[[ RECORDS SUPPLIED, beginning ]]

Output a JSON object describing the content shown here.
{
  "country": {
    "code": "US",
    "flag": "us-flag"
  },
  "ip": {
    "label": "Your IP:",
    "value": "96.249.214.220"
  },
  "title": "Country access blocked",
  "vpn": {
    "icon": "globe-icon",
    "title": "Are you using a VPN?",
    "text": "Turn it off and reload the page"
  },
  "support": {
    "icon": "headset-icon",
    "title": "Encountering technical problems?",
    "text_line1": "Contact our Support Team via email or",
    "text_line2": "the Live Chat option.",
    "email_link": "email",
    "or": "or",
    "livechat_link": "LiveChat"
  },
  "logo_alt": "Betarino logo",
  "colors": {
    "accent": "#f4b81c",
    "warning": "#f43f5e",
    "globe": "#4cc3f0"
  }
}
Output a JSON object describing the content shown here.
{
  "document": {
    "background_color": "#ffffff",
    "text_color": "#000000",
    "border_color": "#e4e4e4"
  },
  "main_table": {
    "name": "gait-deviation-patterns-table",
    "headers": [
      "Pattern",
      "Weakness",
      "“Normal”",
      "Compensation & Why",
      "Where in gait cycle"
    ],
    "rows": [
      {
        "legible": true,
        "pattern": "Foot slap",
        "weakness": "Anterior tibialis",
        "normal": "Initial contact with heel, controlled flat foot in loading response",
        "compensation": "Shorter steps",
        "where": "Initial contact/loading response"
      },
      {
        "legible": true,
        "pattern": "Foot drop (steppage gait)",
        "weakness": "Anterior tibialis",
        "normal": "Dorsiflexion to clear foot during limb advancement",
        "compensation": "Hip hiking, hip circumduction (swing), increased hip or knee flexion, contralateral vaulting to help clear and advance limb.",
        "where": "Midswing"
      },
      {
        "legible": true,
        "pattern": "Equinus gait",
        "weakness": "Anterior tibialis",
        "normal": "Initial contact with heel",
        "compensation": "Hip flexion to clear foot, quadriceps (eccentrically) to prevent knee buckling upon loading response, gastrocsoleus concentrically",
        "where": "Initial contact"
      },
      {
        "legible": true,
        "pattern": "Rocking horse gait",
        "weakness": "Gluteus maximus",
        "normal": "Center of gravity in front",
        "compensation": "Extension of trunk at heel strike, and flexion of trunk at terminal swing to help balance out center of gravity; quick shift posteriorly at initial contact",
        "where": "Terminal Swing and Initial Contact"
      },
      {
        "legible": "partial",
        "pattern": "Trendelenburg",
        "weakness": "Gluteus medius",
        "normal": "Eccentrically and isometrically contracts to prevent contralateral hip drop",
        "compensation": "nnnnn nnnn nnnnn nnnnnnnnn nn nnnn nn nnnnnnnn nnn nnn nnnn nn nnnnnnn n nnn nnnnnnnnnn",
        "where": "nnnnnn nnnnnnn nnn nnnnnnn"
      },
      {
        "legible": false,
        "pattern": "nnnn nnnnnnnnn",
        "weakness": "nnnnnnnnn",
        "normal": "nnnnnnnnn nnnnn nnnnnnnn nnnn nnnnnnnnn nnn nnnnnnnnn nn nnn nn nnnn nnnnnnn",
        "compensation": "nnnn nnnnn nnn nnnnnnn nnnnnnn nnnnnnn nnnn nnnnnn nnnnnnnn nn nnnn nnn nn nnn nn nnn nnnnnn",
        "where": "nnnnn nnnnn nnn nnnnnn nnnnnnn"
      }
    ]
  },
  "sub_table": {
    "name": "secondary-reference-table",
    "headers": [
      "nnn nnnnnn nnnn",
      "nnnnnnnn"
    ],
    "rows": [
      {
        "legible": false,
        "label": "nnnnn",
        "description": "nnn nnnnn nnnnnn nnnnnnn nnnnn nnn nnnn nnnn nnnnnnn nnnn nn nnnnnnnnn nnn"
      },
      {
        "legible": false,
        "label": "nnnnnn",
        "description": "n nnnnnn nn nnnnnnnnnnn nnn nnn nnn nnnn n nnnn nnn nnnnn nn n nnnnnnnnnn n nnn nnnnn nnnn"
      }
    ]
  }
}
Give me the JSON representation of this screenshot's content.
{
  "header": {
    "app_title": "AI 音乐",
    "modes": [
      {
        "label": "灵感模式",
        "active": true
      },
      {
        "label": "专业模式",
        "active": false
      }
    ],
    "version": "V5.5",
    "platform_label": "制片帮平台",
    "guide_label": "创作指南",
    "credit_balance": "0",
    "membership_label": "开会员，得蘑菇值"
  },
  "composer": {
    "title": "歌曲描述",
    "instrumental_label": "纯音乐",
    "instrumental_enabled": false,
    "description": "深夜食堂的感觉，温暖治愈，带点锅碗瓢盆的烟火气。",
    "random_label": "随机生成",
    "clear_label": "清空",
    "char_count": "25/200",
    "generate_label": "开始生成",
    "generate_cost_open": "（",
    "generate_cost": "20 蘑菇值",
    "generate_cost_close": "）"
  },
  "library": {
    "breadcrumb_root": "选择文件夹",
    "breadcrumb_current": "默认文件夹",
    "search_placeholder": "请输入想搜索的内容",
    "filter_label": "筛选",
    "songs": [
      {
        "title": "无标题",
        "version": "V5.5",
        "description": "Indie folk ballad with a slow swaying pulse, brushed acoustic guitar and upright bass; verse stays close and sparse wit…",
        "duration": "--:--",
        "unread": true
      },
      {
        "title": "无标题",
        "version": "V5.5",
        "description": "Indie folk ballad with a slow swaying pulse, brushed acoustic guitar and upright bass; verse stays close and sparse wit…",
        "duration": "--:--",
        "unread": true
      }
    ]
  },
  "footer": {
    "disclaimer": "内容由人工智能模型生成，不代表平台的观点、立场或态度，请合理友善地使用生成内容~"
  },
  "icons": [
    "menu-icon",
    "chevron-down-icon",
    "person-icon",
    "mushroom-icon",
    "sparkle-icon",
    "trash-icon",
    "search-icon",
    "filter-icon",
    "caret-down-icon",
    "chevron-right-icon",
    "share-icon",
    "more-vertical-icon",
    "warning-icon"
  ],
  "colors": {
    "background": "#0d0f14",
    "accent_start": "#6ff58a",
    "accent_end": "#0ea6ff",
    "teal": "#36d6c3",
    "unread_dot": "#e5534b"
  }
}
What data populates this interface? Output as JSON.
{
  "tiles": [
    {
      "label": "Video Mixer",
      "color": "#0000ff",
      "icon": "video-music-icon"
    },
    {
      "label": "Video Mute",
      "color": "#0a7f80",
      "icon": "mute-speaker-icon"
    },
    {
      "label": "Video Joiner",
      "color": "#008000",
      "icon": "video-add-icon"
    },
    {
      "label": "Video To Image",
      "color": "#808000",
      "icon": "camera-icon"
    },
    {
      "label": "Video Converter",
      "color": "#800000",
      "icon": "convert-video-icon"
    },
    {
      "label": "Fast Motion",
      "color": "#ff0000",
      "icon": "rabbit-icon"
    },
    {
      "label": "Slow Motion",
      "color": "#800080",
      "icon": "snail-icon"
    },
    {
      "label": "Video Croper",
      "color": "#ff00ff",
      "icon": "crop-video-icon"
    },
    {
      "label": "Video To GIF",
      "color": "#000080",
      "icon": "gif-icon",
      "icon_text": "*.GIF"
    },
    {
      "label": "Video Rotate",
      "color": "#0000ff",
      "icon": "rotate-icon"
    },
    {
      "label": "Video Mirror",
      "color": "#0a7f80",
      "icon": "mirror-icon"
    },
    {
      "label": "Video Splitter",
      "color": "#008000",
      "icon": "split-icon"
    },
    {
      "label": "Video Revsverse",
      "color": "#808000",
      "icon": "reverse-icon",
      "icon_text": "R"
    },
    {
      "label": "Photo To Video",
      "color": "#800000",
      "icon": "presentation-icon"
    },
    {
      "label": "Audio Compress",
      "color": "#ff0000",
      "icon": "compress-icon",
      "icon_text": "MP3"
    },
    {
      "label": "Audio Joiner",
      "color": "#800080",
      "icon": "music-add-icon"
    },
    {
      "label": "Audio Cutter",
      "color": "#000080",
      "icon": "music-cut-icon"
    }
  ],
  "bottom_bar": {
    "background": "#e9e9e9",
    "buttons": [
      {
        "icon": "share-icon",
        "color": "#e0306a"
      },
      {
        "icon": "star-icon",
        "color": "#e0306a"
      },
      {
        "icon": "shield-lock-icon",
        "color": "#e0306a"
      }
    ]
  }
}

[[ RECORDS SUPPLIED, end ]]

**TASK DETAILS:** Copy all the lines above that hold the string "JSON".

**OUTPUT OF THE EXERCISE:**
Output a JSON object describing the content shown here.
Output a JSON object describing the content shown here.
Give me the JSON representation of this screenshot's content.
What data populates this interface? Output as JSON.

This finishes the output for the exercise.